There is some consensus around the campaign blogosphere this morning–on both the left and the right–that Mitt Romney is giving up so much ground to Newt Gingrich because Romney is in the classic “prevent defense”–the formation that football teams use when they want to prevent long scoring plays to try and run out the clock.
This is a sensible analogy, but probably too kind to Romney’s latest debate performances. Romney’s mind doesn’t seem to be on the play clock, but rather the alarm clock. These debates have been the campaign equivalent of Romney waking up to find that it’s not time for the general election yet, and hitting the snooze button. Part of this stems from the fact that Romney is usually on his game when the subject is Barack Obama, but seems to have lost interest in the reality show spectacles the debates have become.
But it’s time for him to realize that some of the questions that have been tripping him up lately are of general-election concern, and his answers now will show up again later. Romney’s proclivity to stumble over questions at first and then prepare better answers to them in the future would make for good practice–60 years ago. But now, every moment is watched by many and recorded for those who didn’t watch. (The DNC already has an ad up this morning based on Romney’s unsteady response to a question about releasing his tax returns last night.)

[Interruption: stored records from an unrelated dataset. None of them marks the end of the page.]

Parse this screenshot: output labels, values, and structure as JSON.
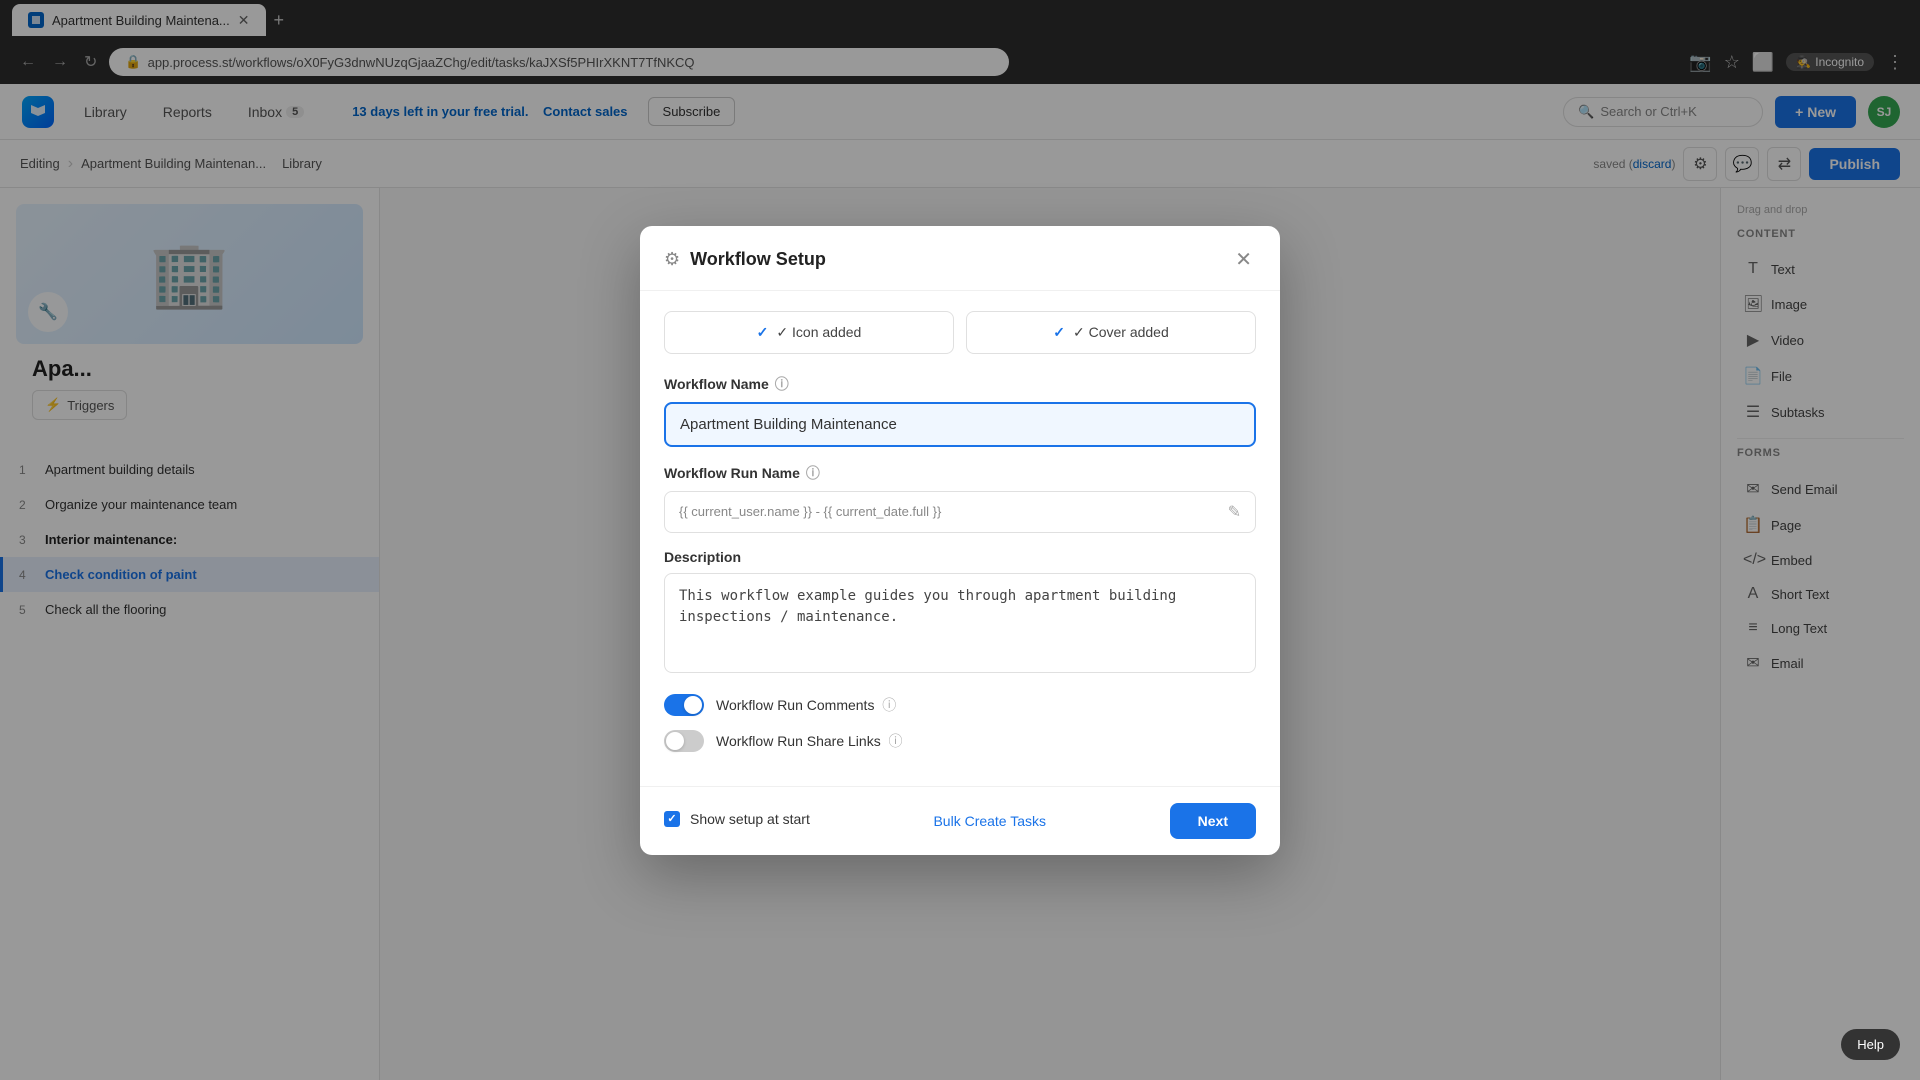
{
  "browser": {
    "tab_title": "Apartment Building Maintena...",
    "url": "app.process.st/workflows/oX0FyG3dnwNUzqGjaaZChg/edit/tasks/kaJXSf5PHIrXKNT7TfNKCQ",
    "incognito_label": "Incognito"
  },
  "header": {
    "library_label": "Library",
    "reports_label": "Reports",
    "inbox_label": "Inbox",
    "inbox_count": "5",
    "trial_text": "13 days left in your free trial.",
    "contact_sales_label": "Contact sales",
    "subscribe_label": "Subscribe",
    "search_placeholder": "Search or Ctrl+K",
    "new_button_label": "+ New",
    "avatar_initials": "SJ"
  },
  "editing_bar": {
    "editing_label": "Editing",
    "breadcrumb_text": "Apartment Building Maintenan...",
    "library_label": "Library",
    "saved_text": "saved (",
    "discard_label": "discard",
    "saved_suffix": ")",
    "publish_label": "Publish"
  },
  "sidebar": {
    "workflow_title": "Apa...",
    "triggers_label": "Triggers",
    "tasks": [
      {
        "number": "1",
        "label": "Apartment building details",
        "active": false,
        "section": false
      },
      {
        "number": "2",
        "label": "Organize your maintenance team",
        "active": false,
        "section": false
      },
      {
        "number": "3",
        "label": "Interior maintenance:",
        "active": false,
        "section": true
      },
      {
        "number": "4",
        "label": "Check condition of paint",
        "active": true,
        "section": false
      },
      {
        "number": "5",
        "label": "Check all the flooring",
        "active": false,
        "section": false
      }
    ]
  },
  "right_panel": {
    "drag_drop_hint": "Drag and drop",
    "content_title": "CONTENT",
    "content_items": [
      {
        "label": "Text",
        "icon": "T"
      },
      {
        "label": "Image",
        "icon": "🖼"
      },
      {
        "label": "Video",
        "icon": "▶"
      },
      {
        "label": "File",
        "icon": "📄"
      },
      {
        "label": "Subtasks",
        "icon": "☰"
      }
    ],
    "forms_title": "FORMS",
    "forms_items": [
      {
        "label": "Send Email",
        "icon": "✉"
      },
      {
        "label": "Page",
        "icon": "📋"
      },
      {
        "label": "Embed",
        "icon": "</>"
      },
      {
        "label": "Short Text",
        "icon": "A"
      },
      {
        "label": "Long Text",
        "icon": "≡"
      },
      {
        "label": "Email",
        "icon": "✉"
      }
    ]
  },
  "modal": {
    "title": "Workflow Setup",
    "icon_added_label": "✓ Icon added",
    "cover_added_label": "✓ Cover added",
    "workflow_name_label": "Workflow Name",
    "workflow_name_value": "Apartment Building Maintenance",
    "workflow_run_name_label": "Workflow Run Name",
    "workflow_run_name_placeholder": "{{ current_user.name }} - {{ current_date.full }}",
    "description_label": "Description",
    "description_value": "This workflow example guides you through apartment building inspections / maintenance.",
    "workflow_run_comments_label": "Workflow Run Comments",
    "workflow_run_share_links_label": "Workflow Run Share Links",
    "show_setup_label": "Show setup at start",
    "bulk_create_label": "Bulk Create Tasks",
    "next_label": "Next"
  },
  "help_label": "Help"
}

Sometimes Romney is well prepared for questions. A good example from last night’s debate was when he scolded Gingrich for allotting himself partial credit for some of Ronald Reagan’s accomplishments. Romney pointed out, correctly, that Gingrich’s name appears once in Reagan’s diaries–and it is to dismiss an idea of Gingrich’s. (Reagan wrote: “Newt Gingrich has a proposal for freezing the budget at the 1983 level. It’s a tempting idea except that it would cripple our defense program. And if we make an exception on that every special interest group will be asking for the same.”)

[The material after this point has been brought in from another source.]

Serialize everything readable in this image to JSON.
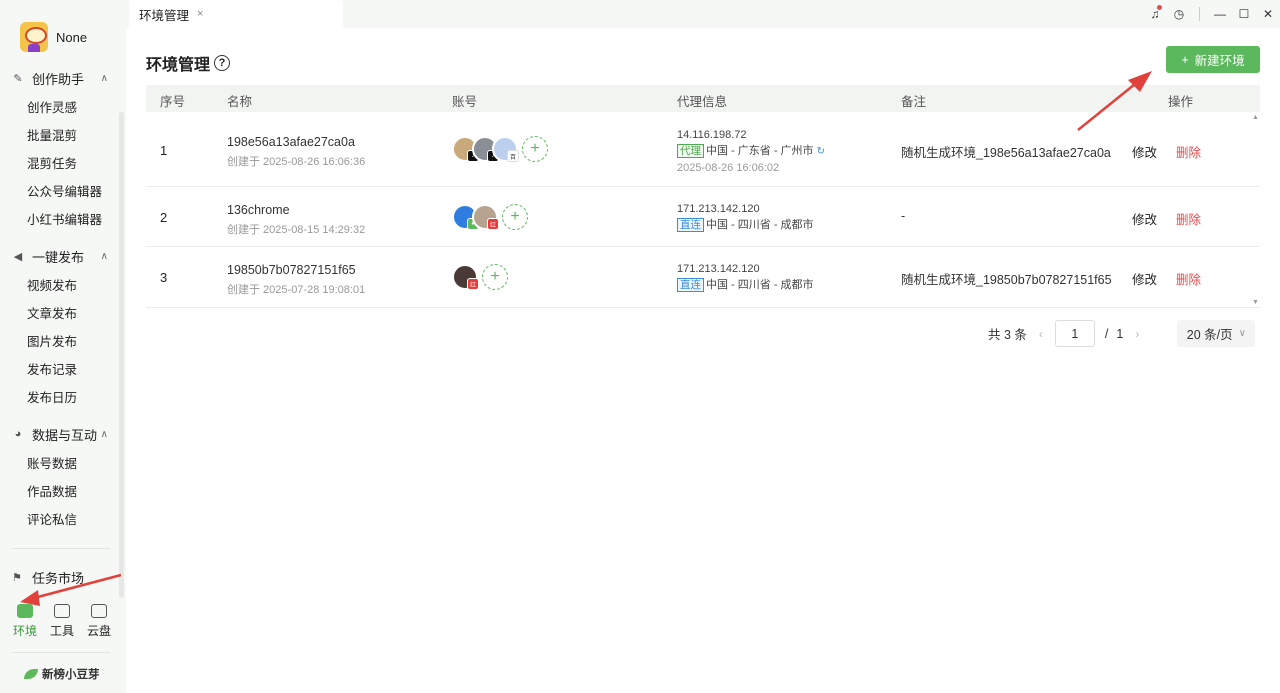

But moments of Romney’s unpreparedness leave a mark. Are voters more concerned with what Reagan said in private about Gingrich or of the emerging reputation of Romney as a tycoon with something to hide? So which question should he prioritize? There are numerous football analogies he’s inviting, including the “prevent defense” comparison. But you could also say Romney is like the wide receiver who looks downfield before he catches the ball, only to drop it. Or the team that will play their most important game two weeks from now, so they forget about this week’s opponent.

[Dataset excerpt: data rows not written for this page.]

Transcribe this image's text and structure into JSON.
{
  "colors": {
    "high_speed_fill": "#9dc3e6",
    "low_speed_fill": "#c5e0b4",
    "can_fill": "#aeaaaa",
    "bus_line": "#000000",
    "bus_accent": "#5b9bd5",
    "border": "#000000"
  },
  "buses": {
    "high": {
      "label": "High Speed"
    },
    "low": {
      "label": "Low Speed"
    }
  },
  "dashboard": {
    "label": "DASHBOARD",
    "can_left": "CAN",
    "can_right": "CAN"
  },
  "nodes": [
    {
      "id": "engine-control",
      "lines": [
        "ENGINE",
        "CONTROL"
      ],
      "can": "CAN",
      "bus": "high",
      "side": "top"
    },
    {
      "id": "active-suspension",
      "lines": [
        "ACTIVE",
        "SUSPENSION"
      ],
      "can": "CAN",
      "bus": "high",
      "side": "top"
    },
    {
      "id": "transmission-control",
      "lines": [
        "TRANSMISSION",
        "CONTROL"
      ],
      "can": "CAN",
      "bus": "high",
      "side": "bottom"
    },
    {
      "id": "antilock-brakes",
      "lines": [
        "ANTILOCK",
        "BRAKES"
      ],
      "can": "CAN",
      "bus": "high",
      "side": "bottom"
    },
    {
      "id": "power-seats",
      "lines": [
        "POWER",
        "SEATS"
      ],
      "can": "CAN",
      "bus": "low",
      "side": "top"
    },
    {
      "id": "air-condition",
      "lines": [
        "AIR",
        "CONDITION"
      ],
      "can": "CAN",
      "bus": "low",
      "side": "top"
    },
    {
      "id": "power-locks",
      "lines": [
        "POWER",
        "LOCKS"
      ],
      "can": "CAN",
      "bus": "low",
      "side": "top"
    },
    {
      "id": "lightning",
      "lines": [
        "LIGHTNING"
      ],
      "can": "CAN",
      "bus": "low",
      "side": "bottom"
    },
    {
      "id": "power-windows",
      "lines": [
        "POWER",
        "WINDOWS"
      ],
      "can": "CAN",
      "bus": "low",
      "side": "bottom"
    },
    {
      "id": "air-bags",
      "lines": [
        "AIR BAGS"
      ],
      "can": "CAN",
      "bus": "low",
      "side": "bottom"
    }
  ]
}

Whatever your preferred analogy, Gingrich’s rise in the polls makes one thing clear: Romney’s strategy of “playing it safe” has become far too risky.